Exercise goal |
Given the records below, pull every line with the word "Unit" into the answer.

Records for processing |
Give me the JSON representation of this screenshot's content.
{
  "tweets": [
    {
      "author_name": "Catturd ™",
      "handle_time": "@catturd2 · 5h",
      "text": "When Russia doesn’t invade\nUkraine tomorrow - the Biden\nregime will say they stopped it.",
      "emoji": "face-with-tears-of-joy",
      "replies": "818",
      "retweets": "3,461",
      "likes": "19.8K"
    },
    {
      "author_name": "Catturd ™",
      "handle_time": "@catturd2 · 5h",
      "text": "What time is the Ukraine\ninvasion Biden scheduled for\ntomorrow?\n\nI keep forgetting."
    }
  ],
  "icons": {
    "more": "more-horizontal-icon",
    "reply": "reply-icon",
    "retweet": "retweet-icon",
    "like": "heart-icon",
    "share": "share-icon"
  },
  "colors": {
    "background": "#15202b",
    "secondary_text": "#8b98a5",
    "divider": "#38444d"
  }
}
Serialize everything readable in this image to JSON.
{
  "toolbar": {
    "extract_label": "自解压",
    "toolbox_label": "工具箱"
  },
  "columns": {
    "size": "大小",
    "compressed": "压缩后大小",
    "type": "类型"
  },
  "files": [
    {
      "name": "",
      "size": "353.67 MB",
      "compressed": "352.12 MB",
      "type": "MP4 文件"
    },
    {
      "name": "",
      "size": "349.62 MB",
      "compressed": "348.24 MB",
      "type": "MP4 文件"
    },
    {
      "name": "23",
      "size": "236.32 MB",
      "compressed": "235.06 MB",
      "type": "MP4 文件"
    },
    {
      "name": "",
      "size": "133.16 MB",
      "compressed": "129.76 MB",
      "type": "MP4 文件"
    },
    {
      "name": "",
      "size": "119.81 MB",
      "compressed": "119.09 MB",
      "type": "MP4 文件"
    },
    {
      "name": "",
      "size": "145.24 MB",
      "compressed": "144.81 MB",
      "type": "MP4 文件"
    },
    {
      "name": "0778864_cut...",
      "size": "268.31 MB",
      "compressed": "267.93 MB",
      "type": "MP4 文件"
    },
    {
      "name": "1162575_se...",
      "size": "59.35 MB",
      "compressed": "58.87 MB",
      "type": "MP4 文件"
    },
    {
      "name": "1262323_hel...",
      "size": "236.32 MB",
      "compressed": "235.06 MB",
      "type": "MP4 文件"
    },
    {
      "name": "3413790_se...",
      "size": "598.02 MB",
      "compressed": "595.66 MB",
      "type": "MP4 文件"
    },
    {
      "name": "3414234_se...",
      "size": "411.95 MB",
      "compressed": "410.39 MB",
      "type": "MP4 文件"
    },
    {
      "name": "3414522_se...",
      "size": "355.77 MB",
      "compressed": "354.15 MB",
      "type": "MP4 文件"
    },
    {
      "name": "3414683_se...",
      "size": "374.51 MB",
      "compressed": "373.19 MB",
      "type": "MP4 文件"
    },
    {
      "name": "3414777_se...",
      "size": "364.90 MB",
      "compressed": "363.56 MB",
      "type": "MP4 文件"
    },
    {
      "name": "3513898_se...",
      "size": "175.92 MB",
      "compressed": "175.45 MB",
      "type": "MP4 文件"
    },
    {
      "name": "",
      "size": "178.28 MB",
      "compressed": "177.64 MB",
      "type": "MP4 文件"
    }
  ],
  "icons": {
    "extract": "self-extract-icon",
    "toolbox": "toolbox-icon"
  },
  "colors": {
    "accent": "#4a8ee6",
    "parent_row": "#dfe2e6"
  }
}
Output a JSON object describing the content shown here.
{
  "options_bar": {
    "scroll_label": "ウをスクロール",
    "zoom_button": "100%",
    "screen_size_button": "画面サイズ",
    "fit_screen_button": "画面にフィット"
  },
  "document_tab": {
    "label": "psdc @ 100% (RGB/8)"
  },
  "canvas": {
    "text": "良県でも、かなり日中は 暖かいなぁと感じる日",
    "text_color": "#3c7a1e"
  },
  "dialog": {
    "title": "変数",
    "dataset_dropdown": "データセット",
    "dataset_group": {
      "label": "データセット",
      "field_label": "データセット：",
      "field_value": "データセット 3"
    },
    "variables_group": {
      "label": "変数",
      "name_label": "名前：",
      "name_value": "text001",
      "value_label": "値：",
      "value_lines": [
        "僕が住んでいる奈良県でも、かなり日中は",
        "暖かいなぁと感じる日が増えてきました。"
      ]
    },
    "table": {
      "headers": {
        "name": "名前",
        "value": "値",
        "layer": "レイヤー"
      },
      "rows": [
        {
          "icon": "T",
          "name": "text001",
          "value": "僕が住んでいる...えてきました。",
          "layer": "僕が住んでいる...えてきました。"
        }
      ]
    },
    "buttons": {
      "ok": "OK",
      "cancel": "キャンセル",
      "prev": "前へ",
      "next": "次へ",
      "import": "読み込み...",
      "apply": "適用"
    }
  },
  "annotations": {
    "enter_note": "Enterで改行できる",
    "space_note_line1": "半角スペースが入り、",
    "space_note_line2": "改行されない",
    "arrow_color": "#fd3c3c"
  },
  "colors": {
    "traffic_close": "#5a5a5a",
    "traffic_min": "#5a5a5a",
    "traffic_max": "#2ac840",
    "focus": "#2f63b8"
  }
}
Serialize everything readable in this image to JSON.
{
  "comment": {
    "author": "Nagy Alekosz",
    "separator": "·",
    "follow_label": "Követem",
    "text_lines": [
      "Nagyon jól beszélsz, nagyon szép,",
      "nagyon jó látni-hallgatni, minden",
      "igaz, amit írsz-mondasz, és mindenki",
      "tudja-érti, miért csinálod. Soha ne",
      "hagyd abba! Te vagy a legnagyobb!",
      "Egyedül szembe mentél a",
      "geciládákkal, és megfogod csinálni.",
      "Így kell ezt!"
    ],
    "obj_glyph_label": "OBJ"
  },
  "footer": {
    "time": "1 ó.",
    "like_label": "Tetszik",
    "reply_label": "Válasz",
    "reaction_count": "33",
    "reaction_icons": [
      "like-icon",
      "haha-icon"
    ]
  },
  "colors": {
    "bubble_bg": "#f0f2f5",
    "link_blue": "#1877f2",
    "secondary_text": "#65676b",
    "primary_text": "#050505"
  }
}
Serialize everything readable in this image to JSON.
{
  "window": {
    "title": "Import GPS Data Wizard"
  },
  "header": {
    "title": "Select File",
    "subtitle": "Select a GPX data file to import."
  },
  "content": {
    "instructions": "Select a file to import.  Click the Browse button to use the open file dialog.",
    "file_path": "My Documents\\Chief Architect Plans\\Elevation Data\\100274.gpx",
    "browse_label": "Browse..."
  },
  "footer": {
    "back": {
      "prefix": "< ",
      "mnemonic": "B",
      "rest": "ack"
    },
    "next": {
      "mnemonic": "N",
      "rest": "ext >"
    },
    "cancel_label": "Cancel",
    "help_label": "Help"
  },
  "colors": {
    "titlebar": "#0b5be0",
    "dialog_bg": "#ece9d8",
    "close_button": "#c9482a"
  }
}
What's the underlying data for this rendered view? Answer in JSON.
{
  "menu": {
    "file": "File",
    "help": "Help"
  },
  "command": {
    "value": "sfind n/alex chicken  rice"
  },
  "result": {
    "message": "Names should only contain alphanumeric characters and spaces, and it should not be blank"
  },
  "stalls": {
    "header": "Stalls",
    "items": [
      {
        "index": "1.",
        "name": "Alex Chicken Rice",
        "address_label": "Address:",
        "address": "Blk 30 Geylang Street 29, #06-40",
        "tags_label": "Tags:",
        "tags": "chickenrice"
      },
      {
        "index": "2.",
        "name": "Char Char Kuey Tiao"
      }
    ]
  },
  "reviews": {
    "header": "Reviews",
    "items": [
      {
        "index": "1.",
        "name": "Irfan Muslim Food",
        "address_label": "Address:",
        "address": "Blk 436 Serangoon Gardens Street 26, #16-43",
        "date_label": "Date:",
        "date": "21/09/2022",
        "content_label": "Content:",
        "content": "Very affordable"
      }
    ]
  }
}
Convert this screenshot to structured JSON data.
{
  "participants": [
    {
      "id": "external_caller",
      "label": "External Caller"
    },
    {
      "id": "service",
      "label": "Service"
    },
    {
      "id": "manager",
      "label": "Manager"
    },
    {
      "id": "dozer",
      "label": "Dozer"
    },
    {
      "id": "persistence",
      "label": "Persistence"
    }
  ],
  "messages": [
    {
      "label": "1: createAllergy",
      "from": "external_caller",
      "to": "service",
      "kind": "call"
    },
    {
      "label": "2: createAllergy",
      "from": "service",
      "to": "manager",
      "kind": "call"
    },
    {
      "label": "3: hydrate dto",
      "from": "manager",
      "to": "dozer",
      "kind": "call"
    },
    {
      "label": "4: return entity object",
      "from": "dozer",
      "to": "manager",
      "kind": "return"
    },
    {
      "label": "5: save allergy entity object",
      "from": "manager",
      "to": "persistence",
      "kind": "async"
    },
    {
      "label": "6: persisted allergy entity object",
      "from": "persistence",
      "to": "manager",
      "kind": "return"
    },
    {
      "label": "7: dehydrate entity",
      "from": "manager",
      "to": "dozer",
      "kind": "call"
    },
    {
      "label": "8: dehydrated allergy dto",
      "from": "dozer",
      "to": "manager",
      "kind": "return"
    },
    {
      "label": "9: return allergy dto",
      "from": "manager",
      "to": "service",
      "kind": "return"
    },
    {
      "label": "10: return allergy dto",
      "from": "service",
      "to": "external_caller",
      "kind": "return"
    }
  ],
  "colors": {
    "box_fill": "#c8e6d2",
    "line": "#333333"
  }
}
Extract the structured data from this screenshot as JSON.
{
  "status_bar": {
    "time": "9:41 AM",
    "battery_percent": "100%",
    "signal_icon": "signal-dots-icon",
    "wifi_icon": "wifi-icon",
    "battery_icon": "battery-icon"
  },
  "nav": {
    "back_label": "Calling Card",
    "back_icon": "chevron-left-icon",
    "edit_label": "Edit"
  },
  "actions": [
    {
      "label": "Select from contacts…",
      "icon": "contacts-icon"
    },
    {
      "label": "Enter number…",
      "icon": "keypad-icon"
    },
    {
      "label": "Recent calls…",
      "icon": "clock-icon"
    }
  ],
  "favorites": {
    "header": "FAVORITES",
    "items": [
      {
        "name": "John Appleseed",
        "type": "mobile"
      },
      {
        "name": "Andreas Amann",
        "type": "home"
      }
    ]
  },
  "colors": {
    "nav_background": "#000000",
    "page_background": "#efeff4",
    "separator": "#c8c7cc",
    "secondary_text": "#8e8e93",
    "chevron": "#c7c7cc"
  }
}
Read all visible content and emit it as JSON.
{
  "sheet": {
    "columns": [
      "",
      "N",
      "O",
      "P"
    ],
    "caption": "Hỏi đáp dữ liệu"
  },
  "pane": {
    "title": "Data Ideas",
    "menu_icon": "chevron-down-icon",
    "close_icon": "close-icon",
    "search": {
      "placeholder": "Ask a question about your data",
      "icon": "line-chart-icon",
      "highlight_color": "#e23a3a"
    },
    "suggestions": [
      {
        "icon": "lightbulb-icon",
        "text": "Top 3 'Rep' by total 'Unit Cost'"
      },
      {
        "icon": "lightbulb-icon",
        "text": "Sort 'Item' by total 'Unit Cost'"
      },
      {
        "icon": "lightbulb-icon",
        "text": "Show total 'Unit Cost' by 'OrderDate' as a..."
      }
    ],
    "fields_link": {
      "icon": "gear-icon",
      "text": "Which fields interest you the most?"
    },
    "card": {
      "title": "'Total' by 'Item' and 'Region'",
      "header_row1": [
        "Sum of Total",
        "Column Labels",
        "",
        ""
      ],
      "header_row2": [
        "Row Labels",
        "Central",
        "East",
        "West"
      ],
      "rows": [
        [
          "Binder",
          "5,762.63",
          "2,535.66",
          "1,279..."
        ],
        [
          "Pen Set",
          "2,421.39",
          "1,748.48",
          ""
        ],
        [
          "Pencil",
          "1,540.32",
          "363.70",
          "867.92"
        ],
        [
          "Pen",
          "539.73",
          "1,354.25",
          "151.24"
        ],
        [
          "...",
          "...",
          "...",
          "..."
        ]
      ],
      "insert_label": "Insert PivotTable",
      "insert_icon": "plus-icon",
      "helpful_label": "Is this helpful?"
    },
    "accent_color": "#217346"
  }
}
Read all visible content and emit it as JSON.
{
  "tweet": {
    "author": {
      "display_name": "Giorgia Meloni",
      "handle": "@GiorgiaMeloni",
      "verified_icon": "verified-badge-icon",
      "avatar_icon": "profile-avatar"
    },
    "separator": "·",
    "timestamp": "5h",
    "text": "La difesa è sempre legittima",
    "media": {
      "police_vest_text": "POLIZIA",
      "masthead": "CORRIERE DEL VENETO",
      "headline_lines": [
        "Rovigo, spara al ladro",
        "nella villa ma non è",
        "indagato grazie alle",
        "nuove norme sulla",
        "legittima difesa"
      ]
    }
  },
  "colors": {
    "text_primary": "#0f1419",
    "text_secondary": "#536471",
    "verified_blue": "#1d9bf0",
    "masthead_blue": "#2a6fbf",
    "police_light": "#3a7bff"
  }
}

Problem solution |
        "text": "Top 3 'Rep' by total 'Unit Cost'"
        "text": "Sort 'Item' by total 'Unit Cost'"
        "text": "Show total 'Unit Cost' by 'OrderDate' as a..."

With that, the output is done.